THROUGH SEPT. 4/ Pick your poison, as they say. And at this show, there’s plenty to choose from. “The Power of Poison” at Carnegie Museum of Natural History puts us up close and personal in myriad ways with the nasty things — plant, animal and more — that can make us ill, miserable or worse in what’s billed, ironically, as a “family-friendly” experience. This blockbuster event, organized by the American Museum of Natural History in New York City, explores poison and its power in myriad ways. We enter through a make-believe Colombian forest where poisonous flora and fauna lurk. There are critters to see — a poisonous frog and tarantula — interactive opportunities and displays that branch out throughout the museum, even into the “Dinosaurs in Their Time” exhibit. Poison is showcased not only in nature but also in culture in areas like literature (think “Snow White and the Seven Dwarfs”). On a positive note, we also learn how venom and other toxins are being used to develop new medical treatments to improve and save lives. (Carnegie Museum of Natural History, 4400 Forbes Ave., Oakland; 412/622-3131,

photo by kelly perkovich

 Aug. 20/ For this year’s annual “Ballet Under the Stars” event, Pittsburgh Ballet Theatre offers standards from the classical repertory as well as selected works choreographed and performed by company members. The new ballets, which premiered on the “Millennial Movement” program in May, were developed in part during PBT’s second-year residency affiliation with Seton Hill University in Greensburg. The workshop provided students with insights into the creative process and afforded the five participating choreographers opportunities to hone their craft and produce ballets with an enduring shelf life.. (Hartwood Acres Parks Amphitheater, 4070 Middle Road, Allison Park;

Aug. 2/ Direct from the Dollhouse Dance Factory, “Bring It!” Lifetime’s popular reality competition dance series, takes to the road following its fourth broadcast season. The award-winning Dancing Dolls, a Mississippi-based troupe of teenage performers led by choreographer “Miss D” Williams, are famed for hip hop, jazz dance, acrobatic and majorette skills. The touring production offers high-energy ensemble numbers, audience interaction and insights into the TV series.. (Heinz Hall, 600 Penn Ave., Downtown; 412/392-4900,

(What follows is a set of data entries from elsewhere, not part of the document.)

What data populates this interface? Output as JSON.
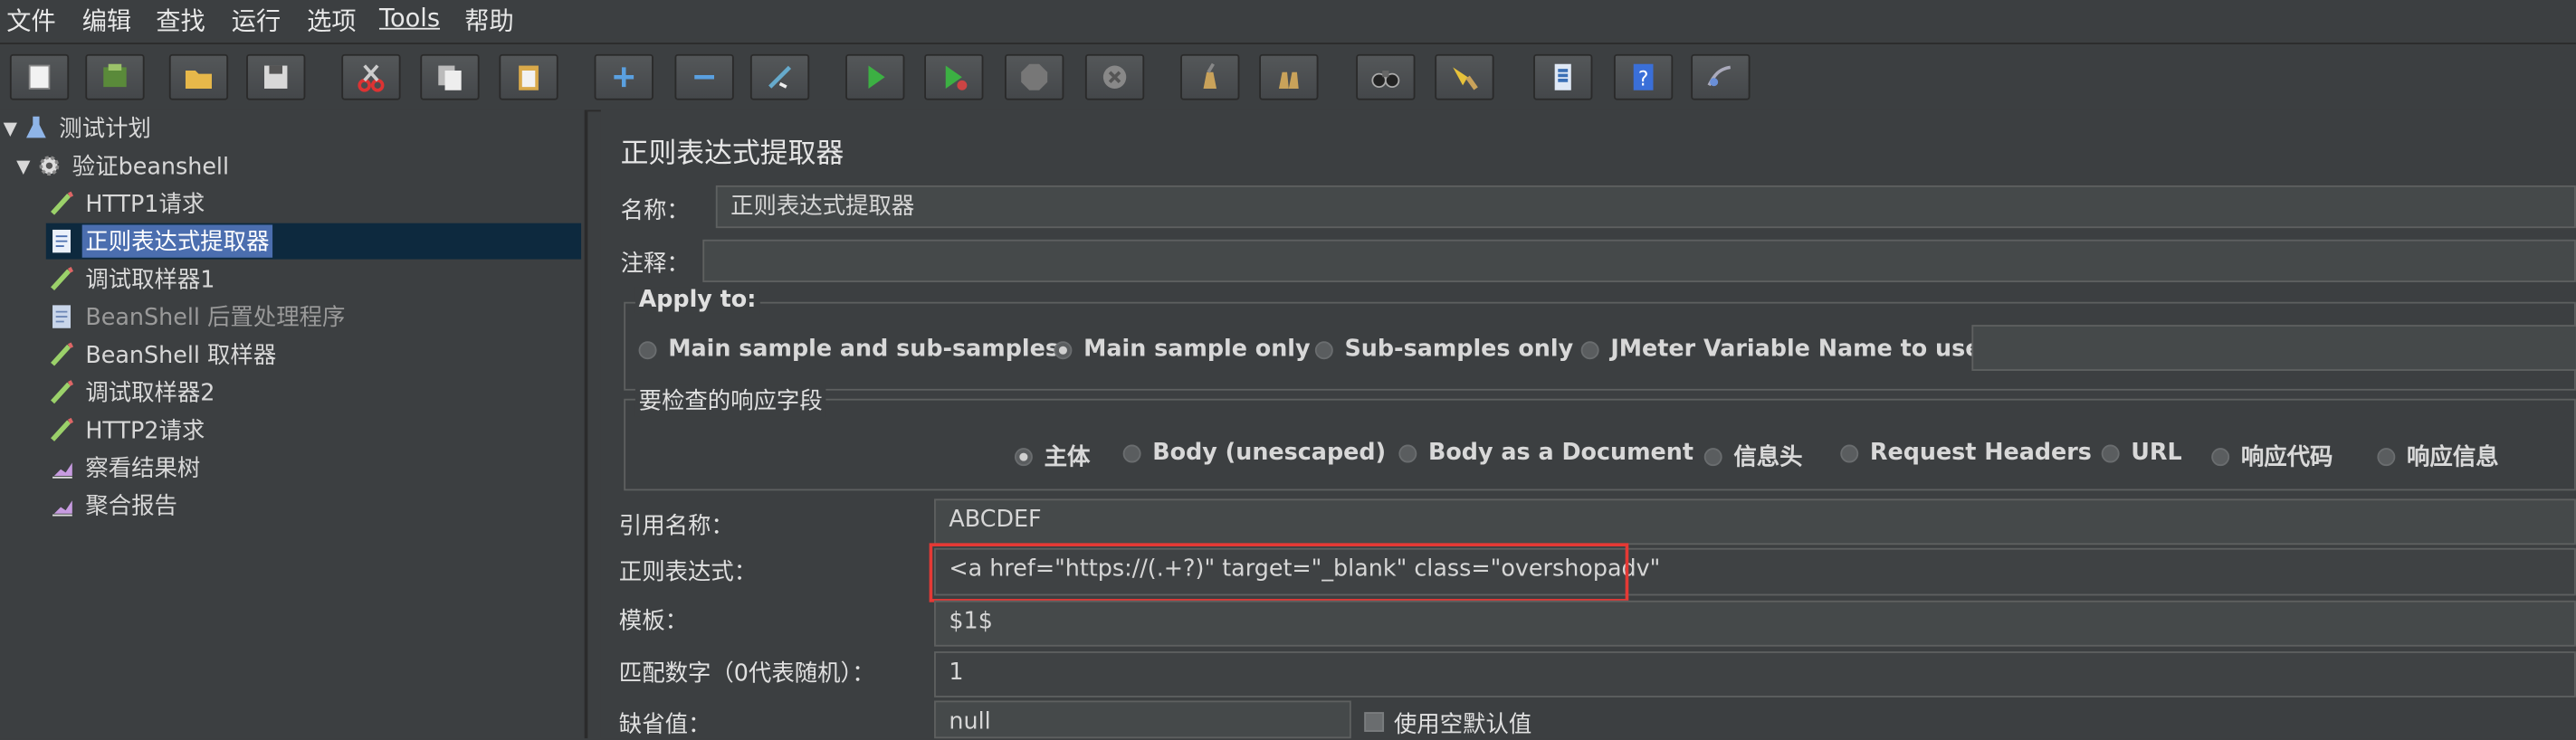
{
  "menu": [
    "文件",
    "编辑",
    "查找",
    "运行",
    "选项",
    "Tools",
    "帮助"
  ],
  "toolbar": {
    "buttons": [
      "new-icon",
      "templates-icon",
      "open-icon",
      "save-icon",
      "cut-icon",
      "copy-icon",
      "paste-icon",
      "expand-icon",
      "collapse-icon",
      "toggle-icon",
      "start-icon",
      "start-no-pause-icon",
      "stop-icon",
      "shutdown-icon",
      "clear-icon",
      "clear-all-icon",
      "search-icon",
      "reset-search-icon",
      "function-helper-icon",
      "help-icon",
      "remote-icon"
    ]
  },
  "tree": {
    "items": [
      {
        "label": "测试计划",
        "icon": "test-plan-icon",
        "level": 0,
        "expanded": true
      },
      {
        "label": "验证beanshell",
        "icon": "thread-group-gear-icon",
        "level": 1,
        "expanded": true
      },
      {
        "label": "HTTP1请求",
        "icon": "sampler-pen-icon",
        "level": 2
      },
      {
        "label": "正则表达式提取器",
        "icon": "extractor-doc-icon",
        "level": 2,
        "selected": true
      },
      {
        "label": "调试取样器1",
        "icon": "sampler-pen-icon",
        "level": 2
      },
      {
        "label": "BeanShell 后置处理程序",
        "icon": "postprocessor-doc-icon",
        "level": 2,
        "disabled": true
      },
      {
        "label": "BeanShell 取样器",
        "icon": "sampler-pen-icon",
        "level": 2
      },
      {
        "label": "调试取样器2",
        "icon": "sampler-pen-icon",
        "level": 2
      },
      {
        "label": "HTTP2请求",
        "icon": "sampler-pen-icon",
        "level": 2
      },
      {
        "label": "察看结果树",
        "icon": "listener-chart-icon",
        "level": 2
      },
      {
        "label": "聚合报告",
        "icon": "listener-chart-icon",
        "level": 2
      }
    ]
  },
  "panel": {
    "title": "正则表达式提取器",
    "name_label": "名称：",
    "name_value": "正则表达式提取器",
    "comment_label": "注释：",
    "comment_value": "",
    "apply_to": {
      "legend": "Apply to:",
      "options": [
        "Main sample and sub-samples",
        "Main sample only",
        "Sub-samples only",
        "JMeter Variable Name to use"
      ],
      "selected": "Main sample only",
      "variable_value": ""
    },
    "field_to_check": {
      "legend": "要检查的响应字段",
      "options": [
        "主体",
        "Body (unescaped)",
        "Body as a Document",
        "信息头",
        "Request Headers",
        "URL",
        "响应代码",
        "响应信息"
      ],
      "selected": "主体"
    },
    "ref_name_label": "引用名称：",
    "ref_name_value": "ABCDEF",
    "regex_label": "正则表达式：",
    "regex_value": "<a href=\"https://(.+?)\" target=\"_blank\" class=\"overshopadv\"",
    "template_label": "模板：",
    "template_value": "$1$",
    "match_no_label": "匹配数字（0代表随机）：",
    "match_no_value": "1",
    "default_label": "缺省值：",
    "default_value": "null",
    "use_empty_default_label": "使用空默认值",
    "use_empty_default_checked": false
  },
  "colors": {
    "background": "#3c3f41",
    "selection": "#4b6eaf",
    "highlight_box": "#e53935"
  }
}
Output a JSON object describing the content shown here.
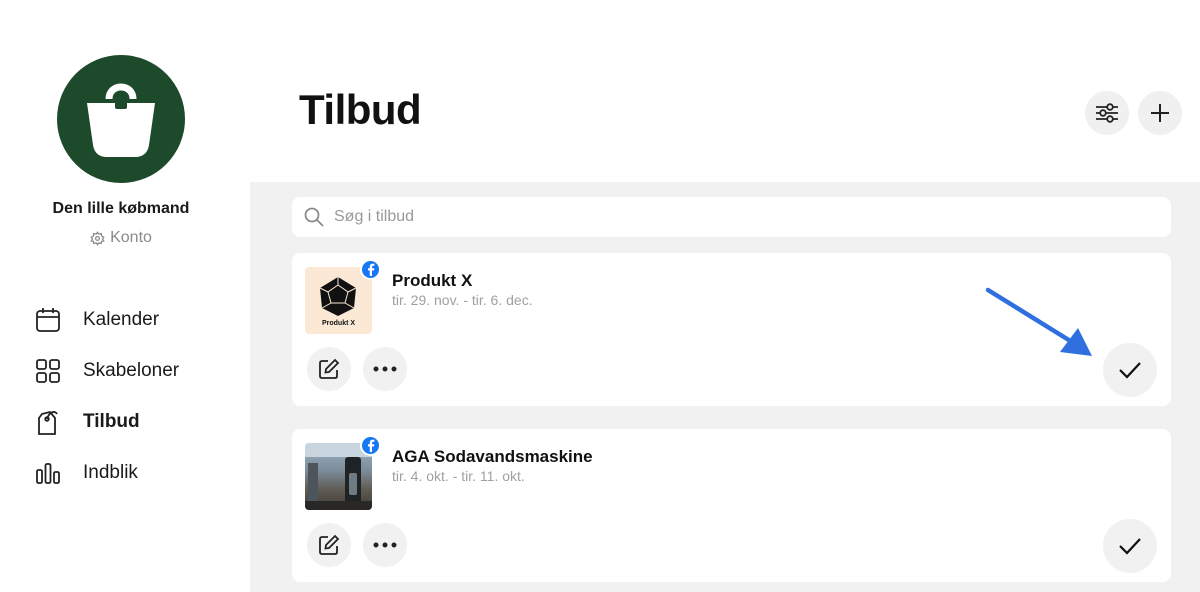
{
  "sidebar": {
    "store_name": "Den lille købmand",
    "account_label": "Konto",
    "nav": [
      {
        "label": "Kalender",
        "icon": "calendar-icon",
        "active": false
      },
      {
        "label": "Skabeloner",
        "icon": "templates-grid-icon",
        "active": false
      },
      {
        "label": "Tilbud",
        "icon": "price-tag-icon",
        "active": true
      },
      {
        "label": "Indblik",
        "icon": "bar-chart-icon",
        "active": false
      }
    ]
  },
  "header": {
    "title": "Tilbud",
    "filter_icon": "sliders-icon",
    "add_icon": "plus-icon"
  },
  "search": {
    "placeholder": "Søg i tilbud",
    "value": ""
  },
  "offers": [
    {
      "title": "Produkt X",
      "dates": "tir. 29. nov. - tir. 6. dec.",
      "thumb_label": "Produkt X",
      "channel": "facebook-icon"
    },
    {
      "title": "AGA Sodavandsmaskine",
      "dates": "tir. 4. okt. - tir. 11. okt.",
      "channel": "facebook-icon"
    }
  ],
  "colors": {
    "brand": "#1d4a2a",
    "panel": "#f1f1f1",
    "facebook": "#1877f2",
    "arrow": "#2f6fe0"
  }
}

Aug. 12/ Egyptian hieroglyphs and runway modeling poses gave rise to “vogue,” a linear dance genre originating in the 1980s and popularized in Harlem’s black and Latino LGBT community. Since entering the mainstream a decade later, the form has evolved into several styles, including one embracing spins, dips and the “Leiomy Lolly,” a signature hair flip associated with Leiomy “The Wonder Woman of Vogue” Maldonado. This internationally recognized dancer/choreographer, who has worked with Willow Smith and in music videos, conducts an afternoon dance workshop and artist lunch and offers an evening performance and post-show discussion.. The presentation is in partnership with local LGBTQ Organization True T Entertainment as part of its 3rd annual #Blackout Weekend, celebrating Queers of Color. (Kelly Strayhorn Theater Alloy Studios, 5530 Penn Ave., Friendship; 412/363-3000,

Categories: Things To Do